_About this task:_
Within the data below, state how many lines contain the string "RadiationSample". Provide the number only.

_Data to examine:_
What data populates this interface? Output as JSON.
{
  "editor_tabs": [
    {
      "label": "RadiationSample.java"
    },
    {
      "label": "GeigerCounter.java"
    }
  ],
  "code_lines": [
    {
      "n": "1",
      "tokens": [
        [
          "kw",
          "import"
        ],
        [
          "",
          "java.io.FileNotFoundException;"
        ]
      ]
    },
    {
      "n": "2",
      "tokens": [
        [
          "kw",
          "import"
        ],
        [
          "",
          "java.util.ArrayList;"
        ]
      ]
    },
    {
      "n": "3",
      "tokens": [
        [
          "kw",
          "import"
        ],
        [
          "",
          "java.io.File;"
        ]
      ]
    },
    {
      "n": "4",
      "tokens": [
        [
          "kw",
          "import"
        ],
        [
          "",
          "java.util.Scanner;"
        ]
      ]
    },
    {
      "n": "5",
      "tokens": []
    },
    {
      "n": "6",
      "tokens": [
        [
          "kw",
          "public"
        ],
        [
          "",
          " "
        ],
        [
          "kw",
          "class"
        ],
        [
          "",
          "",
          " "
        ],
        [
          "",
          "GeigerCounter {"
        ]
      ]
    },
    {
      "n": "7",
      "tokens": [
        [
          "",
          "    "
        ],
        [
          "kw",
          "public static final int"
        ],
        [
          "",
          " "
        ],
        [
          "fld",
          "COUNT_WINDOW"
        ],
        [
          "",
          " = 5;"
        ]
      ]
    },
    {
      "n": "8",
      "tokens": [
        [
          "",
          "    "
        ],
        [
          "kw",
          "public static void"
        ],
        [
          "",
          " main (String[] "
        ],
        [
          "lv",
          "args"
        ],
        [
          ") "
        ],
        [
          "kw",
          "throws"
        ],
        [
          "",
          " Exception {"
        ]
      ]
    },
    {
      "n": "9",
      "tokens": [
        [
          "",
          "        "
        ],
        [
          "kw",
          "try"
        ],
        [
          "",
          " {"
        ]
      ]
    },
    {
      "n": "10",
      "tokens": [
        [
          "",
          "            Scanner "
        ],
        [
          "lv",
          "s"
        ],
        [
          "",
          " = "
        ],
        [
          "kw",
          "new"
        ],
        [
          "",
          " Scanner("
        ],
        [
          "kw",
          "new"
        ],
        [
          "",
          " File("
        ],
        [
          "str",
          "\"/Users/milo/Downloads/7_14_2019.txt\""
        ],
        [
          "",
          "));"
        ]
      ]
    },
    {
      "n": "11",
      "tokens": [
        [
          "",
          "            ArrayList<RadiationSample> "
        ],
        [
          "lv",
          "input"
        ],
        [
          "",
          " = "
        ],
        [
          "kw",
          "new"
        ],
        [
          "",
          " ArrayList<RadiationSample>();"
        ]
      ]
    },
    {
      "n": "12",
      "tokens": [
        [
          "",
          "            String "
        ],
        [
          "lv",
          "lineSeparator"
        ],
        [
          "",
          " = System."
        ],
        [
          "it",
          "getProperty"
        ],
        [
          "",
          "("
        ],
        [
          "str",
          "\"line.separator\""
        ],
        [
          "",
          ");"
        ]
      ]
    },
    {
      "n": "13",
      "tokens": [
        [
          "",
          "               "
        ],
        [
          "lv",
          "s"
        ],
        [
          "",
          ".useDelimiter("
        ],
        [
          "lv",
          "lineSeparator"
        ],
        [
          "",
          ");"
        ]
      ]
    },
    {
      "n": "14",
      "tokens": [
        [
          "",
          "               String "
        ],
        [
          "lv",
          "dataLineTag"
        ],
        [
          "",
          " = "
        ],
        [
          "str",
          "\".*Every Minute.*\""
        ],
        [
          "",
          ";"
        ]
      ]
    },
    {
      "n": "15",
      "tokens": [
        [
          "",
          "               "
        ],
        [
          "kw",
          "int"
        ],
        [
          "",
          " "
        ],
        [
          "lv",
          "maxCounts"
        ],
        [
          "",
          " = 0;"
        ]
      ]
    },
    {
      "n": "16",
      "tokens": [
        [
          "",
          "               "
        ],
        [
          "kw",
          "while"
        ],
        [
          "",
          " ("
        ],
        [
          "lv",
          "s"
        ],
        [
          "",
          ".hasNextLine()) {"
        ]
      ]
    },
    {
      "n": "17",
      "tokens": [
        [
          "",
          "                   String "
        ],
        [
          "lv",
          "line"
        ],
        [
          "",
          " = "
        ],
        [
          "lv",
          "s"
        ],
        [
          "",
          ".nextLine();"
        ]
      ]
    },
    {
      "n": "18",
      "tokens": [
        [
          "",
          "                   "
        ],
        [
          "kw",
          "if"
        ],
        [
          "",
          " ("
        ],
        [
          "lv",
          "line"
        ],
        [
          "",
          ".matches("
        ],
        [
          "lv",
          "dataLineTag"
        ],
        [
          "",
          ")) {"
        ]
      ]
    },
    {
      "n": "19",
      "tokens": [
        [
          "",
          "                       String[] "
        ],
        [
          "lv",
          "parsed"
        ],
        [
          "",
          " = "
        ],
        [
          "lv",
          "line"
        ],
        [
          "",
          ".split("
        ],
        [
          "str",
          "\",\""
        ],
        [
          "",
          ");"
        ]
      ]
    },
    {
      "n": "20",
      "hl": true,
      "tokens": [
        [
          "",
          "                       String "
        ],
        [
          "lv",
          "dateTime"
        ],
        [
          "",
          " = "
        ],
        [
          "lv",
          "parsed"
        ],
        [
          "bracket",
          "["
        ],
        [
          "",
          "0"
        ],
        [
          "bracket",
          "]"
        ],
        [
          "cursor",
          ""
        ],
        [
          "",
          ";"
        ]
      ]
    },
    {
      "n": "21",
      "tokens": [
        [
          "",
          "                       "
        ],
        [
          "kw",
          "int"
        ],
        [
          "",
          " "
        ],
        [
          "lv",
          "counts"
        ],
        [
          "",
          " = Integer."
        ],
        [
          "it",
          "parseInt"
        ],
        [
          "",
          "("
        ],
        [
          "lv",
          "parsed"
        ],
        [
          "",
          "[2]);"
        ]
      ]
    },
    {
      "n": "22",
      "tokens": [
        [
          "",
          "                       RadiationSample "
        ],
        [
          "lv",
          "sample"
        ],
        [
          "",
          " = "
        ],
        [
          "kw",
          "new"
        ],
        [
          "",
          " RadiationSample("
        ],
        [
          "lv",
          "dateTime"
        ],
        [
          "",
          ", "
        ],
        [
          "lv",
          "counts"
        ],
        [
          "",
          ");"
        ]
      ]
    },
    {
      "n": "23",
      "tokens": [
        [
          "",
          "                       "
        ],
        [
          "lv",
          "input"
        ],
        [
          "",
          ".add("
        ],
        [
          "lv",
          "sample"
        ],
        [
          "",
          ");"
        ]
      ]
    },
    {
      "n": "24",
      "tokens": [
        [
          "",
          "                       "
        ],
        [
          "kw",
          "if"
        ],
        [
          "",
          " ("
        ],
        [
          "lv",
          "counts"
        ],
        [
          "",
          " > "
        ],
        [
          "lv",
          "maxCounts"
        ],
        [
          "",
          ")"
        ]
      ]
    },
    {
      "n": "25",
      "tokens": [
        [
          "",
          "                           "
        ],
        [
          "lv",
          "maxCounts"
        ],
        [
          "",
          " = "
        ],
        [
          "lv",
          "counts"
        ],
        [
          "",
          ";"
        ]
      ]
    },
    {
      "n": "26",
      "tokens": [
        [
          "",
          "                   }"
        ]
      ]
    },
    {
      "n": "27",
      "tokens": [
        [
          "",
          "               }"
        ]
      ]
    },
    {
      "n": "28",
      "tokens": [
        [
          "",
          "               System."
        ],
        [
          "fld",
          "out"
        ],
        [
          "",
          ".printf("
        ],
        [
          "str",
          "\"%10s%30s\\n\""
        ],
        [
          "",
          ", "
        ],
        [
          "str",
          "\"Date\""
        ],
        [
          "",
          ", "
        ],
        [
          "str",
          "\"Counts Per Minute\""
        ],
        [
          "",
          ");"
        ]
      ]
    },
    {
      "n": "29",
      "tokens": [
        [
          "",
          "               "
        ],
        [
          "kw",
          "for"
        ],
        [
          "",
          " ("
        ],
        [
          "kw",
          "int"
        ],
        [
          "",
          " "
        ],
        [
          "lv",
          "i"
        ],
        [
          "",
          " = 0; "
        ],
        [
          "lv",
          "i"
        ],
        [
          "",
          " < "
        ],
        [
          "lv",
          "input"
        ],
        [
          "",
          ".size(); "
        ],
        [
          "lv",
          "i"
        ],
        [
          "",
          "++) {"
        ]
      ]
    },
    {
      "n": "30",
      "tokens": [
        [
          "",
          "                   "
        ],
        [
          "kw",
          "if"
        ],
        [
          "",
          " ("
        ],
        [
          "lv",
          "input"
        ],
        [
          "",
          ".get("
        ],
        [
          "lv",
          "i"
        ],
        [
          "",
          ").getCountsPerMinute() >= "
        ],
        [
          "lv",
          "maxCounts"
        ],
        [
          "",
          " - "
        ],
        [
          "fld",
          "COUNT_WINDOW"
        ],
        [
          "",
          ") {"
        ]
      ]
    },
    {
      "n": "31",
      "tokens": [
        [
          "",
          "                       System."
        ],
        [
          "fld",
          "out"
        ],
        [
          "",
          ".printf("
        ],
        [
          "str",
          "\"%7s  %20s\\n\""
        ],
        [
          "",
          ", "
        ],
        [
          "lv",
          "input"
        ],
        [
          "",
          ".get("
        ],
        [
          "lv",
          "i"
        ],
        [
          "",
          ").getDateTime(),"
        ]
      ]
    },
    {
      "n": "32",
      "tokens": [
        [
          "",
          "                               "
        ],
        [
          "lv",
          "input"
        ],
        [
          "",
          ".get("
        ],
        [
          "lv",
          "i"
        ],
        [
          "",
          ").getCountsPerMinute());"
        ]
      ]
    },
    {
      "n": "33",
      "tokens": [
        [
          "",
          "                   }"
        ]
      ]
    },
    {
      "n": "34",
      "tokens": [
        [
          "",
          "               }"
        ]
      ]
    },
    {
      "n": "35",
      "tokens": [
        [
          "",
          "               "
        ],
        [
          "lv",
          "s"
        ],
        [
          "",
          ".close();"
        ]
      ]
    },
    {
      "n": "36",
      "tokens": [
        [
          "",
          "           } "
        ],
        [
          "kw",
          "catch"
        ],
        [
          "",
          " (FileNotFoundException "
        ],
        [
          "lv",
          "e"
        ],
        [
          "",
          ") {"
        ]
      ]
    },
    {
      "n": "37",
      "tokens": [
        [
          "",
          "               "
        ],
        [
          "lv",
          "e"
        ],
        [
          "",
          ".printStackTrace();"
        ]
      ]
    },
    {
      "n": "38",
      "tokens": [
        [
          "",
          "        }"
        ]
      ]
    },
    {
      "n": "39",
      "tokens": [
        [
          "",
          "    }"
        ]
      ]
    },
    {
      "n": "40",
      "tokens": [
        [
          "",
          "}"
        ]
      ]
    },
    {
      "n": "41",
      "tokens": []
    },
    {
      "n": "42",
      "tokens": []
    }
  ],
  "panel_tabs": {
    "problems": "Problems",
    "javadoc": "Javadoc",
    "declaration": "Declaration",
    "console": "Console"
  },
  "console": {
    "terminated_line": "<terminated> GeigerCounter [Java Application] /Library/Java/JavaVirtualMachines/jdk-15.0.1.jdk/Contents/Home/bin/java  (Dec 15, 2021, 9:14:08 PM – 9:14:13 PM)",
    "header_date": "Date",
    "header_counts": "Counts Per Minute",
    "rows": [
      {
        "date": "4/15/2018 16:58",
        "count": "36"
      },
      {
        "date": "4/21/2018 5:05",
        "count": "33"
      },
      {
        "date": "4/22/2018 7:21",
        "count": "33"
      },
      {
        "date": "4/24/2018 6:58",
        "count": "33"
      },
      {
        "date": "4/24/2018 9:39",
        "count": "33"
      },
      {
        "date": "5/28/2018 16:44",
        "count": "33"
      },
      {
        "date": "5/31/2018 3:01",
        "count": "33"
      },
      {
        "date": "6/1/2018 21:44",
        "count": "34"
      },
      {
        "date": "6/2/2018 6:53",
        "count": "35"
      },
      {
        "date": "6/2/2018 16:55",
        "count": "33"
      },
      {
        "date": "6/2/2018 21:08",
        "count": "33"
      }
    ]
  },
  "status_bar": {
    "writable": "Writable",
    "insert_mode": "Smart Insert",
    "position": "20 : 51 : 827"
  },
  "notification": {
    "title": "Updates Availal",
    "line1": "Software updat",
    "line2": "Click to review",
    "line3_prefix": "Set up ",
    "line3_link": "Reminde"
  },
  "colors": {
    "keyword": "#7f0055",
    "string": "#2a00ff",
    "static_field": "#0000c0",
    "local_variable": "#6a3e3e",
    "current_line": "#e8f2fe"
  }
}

_Reply to the exercise:_
5